[EXERCISE GOAL]:
Could you please repeat the data below word for word?

*** Block opens ***

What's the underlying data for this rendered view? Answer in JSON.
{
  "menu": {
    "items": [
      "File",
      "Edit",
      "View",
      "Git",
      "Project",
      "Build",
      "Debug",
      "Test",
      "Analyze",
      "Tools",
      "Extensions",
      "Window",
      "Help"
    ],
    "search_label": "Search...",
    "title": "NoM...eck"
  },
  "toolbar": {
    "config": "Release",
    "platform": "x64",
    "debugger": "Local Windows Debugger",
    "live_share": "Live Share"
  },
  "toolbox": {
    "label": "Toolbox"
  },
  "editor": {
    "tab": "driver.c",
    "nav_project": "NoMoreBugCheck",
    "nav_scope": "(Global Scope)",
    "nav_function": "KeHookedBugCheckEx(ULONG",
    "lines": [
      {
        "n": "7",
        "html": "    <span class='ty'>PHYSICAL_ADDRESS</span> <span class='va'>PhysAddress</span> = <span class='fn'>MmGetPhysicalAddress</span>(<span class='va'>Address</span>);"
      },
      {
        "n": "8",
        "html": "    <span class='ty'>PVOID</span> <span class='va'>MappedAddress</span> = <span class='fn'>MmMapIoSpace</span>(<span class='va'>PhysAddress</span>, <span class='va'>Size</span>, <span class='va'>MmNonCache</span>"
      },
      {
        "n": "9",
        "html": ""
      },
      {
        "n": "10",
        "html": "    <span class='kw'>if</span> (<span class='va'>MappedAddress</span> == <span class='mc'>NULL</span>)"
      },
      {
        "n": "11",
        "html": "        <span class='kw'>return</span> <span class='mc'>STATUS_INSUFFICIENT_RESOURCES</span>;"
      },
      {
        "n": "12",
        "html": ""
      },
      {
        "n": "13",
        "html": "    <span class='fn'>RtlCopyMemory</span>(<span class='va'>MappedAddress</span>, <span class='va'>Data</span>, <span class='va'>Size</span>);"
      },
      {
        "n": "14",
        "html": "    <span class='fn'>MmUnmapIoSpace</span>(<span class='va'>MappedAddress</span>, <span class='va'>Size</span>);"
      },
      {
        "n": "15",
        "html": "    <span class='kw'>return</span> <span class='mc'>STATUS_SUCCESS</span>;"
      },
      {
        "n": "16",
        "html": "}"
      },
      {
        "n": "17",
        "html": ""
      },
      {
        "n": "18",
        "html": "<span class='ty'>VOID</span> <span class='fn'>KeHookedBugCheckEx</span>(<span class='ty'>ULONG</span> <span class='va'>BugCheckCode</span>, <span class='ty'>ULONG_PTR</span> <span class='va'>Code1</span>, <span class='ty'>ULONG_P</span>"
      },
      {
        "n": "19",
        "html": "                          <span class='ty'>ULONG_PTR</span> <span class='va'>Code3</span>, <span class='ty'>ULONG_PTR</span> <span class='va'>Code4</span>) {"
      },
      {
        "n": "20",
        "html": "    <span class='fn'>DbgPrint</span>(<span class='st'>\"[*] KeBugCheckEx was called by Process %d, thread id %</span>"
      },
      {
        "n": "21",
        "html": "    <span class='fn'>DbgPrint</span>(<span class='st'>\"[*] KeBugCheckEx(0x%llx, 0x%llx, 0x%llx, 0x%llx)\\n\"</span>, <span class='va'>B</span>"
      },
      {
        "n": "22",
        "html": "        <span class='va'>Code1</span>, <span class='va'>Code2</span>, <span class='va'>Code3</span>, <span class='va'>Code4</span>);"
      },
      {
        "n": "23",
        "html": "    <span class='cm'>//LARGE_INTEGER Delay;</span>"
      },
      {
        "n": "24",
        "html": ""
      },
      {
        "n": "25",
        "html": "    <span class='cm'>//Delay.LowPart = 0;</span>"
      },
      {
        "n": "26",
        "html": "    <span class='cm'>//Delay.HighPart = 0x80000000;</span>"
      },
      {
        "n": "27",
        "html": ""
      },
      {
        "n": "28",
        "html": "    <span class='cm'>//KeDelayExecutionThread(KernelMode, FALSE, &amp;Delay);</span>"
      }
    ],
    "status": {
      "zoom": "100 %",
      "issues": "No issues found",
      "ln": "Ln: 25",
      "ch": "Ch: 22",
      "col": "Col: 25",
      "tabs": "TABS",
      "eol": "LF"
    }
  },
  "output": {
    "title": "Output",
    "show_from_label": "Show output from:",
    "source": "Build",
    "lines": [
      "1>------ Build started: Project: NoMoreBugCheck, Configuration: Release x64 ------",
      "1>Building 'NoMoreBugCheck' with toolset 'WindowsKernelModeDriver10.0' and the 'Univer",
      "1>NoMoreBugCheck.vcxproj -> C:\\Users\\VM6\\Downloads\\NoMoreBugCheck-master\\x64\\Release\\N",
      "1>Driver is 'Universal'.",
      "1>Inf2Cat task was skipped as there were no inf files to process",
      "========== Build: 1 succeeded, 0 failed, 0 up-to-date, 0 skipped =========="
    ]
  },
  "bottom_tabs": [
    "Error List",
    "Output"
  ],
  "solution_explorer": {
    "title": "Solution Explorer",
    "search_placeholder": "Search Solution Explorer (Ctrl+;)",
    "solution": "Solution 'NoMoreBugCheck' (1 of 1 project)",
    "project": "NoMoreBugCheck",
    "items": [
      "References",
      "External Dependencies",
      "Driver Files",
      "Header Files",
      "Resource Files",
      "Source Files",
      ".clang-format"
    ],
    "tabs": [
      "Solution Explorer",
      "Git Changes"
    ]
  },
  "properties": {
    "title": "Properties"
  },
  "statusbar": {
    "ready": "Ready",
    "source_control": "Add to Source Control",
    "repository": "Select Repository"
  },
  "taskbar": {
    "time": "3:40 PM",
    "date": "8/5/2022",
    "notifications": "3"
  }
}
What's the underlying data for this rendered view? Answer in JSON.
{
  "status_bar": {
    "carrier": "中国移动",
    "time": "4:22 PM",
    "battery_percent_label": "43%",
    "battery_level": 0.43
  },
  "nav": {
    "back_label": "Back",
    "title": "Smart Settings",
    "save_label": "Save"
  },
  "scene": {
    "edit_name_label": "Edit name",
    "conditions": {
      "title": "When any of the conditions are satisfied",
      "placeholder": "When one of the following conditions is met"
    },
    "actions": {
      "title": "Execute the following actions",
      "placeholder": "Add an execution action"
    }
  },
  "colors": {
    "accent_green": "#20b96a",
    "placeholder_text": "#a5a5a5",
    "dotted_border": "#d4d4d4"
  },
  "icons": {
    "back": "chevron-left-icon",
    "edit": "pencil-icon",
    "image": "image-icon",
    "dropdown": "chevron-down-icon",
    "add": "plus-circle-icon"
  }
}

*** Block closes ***

[ANSWER SPACE]:
What's the underlying data for this rendered view? Answer in JSON.
{
  "menu": {
    "items": [
      "File",
      "Edit",
      "View",
      "Git",
      "Project",
      "Build",
      "Debug",
      "Test",
      "Analyze",
      "Tools",
      "Extensions",
      "Window",
      "Help"
    ],
    "search_label": "Search...",
    "title": "NoM...eck"
  },
  "toolbar": {
    "config": "Release",
    "platform": "x64",
    "debugger": "Local Windows Debugger",
    "live_share": "Live Share"
  },
  "toolbox": {
    "label": "Toolbox"
  },
  "editor": {
    "tab": "driver.c",
    "nav_project": "NoMoreBugCheck",
    "nav_scope": "(Global Scope)",
    "nav_function": "KeHookedBugCheckEx(ULONG",
    "lines": [
      {
        "n": "7",
        "html": "    <span class='ty'>PHYSICAL_ADDRESS</span> <span class='va'>PhysAddress</span> = <span class='fn'>MmGetPhysicalAddress</span>(<span class='va'>Address</span>);"
      },
      {
        "n": "8",
        "html": "    <span class='ty'>PVOID</span> <span class='va'>MappedAddress</span> = <span class='fn'>MmMapIoSpace</span>(<span class='va'>PhysAddress</span>, <span class='va'>Size</span>, <span class='va'>MmNonCache</span>"
      },
      {
        "n": "9",
        "html": ""
      },
      {
        "n": "10",
        "html": "    <span class='kw'>if</span> (<span class='va'>MappedAddress</span> == <span class='mc'>NULL</span>)"
      },
      {
        "n": "11",
        "html": "        <span class='kw'>return</span> <span class='mc'>STATUS_INSUFFICIENT_RESOURCES</span>;"
      },
      {
        "n": "12",
        "html": ""
      },
      {
        "n": "13",
        "html": "    <span class='fn'>RtlCopyMemory</span>(<span class='va'>MappedAddress</span>, <span class='va'>Data</span>, <span class='va'>Size</span>);"
      },
      {
        "n": "14",
        "html": "    <span class='fn'>MmUnmapIoSpace</span>(<span class='va'>MappedAddress</span>, <span class='va'>Size</span>);"
      },
      {
        "n": "15",
        "html": "    <span class='kw'>return</span> <span class='mc'>STATUS_SUCCESS</span>;"
      },
      {
        "n": "16",
        "html": "}"
      },
      {
        "n": "17",
        "html": ""
      },
      {
        "n": "18",
        "html": "<span class='ty'>VOID</span> <span class='fn'>KeHookedBugCheckEx</span>(<span class='ty'>ULONG</span> <span class='va'>BugCheckCode</span>, <span class='ty'>ULONG_PTR</span> <span class='va'>Code1</span>, <span class='ty'>ULONG_P</span>"
      },
      {
        "n": "19",
        "html": "                          <span class='ty'>ULONG_PTR</span> <span class='va'>Code3</span>, <span class='ty'>ULONG_PTR</span> <span class='va'>Code4</span>) {"
      },
      {
        "n": "20",
        "html": "    <span class='fn'>DbgPrint</span>(<span class='st'>\"[*] KeBugCheckEx was called by Process %d, thread id %</span>"
      },
      {
        "n": "21",
        "html": "    <span class='fn'>DbgPrint</span>(<span class='st'>\"[*] KeBugCheckEx(0x%llx, 0x%llx, 0x%llx, 0x%llx)\\n\"</span>, <span class='va'>B</span>"
      },
      {
        "n": "22",
        "html": "        <span class='va'>Code1</span>, <span class='va'>Code2</span>, <span class='va'>Code3</span>, <span class='va'>Code4</span>);"
      },
      {
        "n": "23",
        "html": "    <span class='cm'>//LARGE_INTEGER Delay;</span>"
      },
      {
        "n": "24",
        "html": ""
      },
      {
        "n": "25",
        "html": "    <span class='cm'>//Delay.LowPart = 0;</span>"
      },
      {
        "n": "26",
        "html": "    <span class='cm'>//Delay.HighPart = 0x80000000;</span>"
      },
      {
        "n": "27",
        "html": ""
      },
      {
        "n": "28",
        "html": "    <span class='cm'>//KeDelayExecutionThread(KernelMode, FALSE, &amp;Delay);</span>"
      }
    ],
    "status": {
      "zoom": "100 %",
      "issues": "No issues found",
      "ln": "Ln: 25",
      "ch": "Ch: 22",
      "col": "Col: 25",
      "tabs": "TABS",
      "eol": "LF"
    }
  },
  "output": {
    "title": "Output",
    "show_from_label": "Show output from:",
    "source": "Build",
    "lines": [
      "1>------ Build started: Project: NoMoreBugCheck, Configuration: Release x64 ------",
      "1>Building 'NoMoreBugCheck' with toolset 'WindowsKernelModeDriver10.0' and the 'Univer",
      "1>NoMoreBugCheck.vcxproj -> C:\\Users\\VM6\\Downloads\\NoMoreBugCheck-master\\x64\\Release\\N",
      "1>Driver is 'Universal'.",
      "1>Inf2Cat task was skipped as there were no inf files to process",
      "========== Build: 1 succeeded, 0 failed, 0 up-to-date, 0 skipped =========="
    ]
  },
  "bottom_tabs": [
    "Error List",
    "Output"
  ],
  "solution_explorer": {
    "title": "Solution Explorer",
    "search_placeholder": "Search Solution Explorer (Ctrl+;)",
    "solution": "Solution 'NoMoreBugCheck' (1 of 1 project)",
    "project": "NoMoreBugCheck",
    "items": [
      "References",
      "External Dependencies",
      "Driver Files",
      "Header Files",
      "Resource Files",
      "Source Files",
      ".clang-format"
    ],
    "tabs": [
      "Solution Explorer",
      "Git Changes"
    ]
  },
  "properties": {
    "title": "Properties"
  },
  "statusbar": {
    "ready": "Ready",
    "source_control": "Add to Source Control",
    "repository": "Select Repository"
  },
  "taskbar": {
    "time": "3:40 PM",
    "date": "8/5/2022",
    "notifications": "3"
  }
}
What's the underlying data for this rendered view? Answer in JSON.
{
  "status_bar": {
    "carrier": "中国移动",
    "time": "4:22 PM",
    "battery_percent_label": "43%",
    "battery_level": 0.43
  },
  "nav": {
    "back_label": "Back",
    "title": "Smart Settings",
    "save_label": "Save"
  },
  "scene": {
    "edit_name_label": "Edit name",
    "conditions": {
      "title": "When any of the conditions are satisfied",
      "placeholder": "When one of the following conditions is met"
    },
    "actions": {
      "title": "Execute the following actions",
      "placeholder": "Add an execution action"
    }
  },
  "colors": {
    "accent_green": "#20b96a",
    "placeholder_text": "#a5a5a5",
    "dotted_border": "#d4d4d4"
  },
  "icons": {
    "back": "chevron-left-icon",
    "edit": "pencil-icon",
    "image": "image-icon",
    "dropdown": "chevron-down-icon",
    "add": "plus-circle-icon"
  }
}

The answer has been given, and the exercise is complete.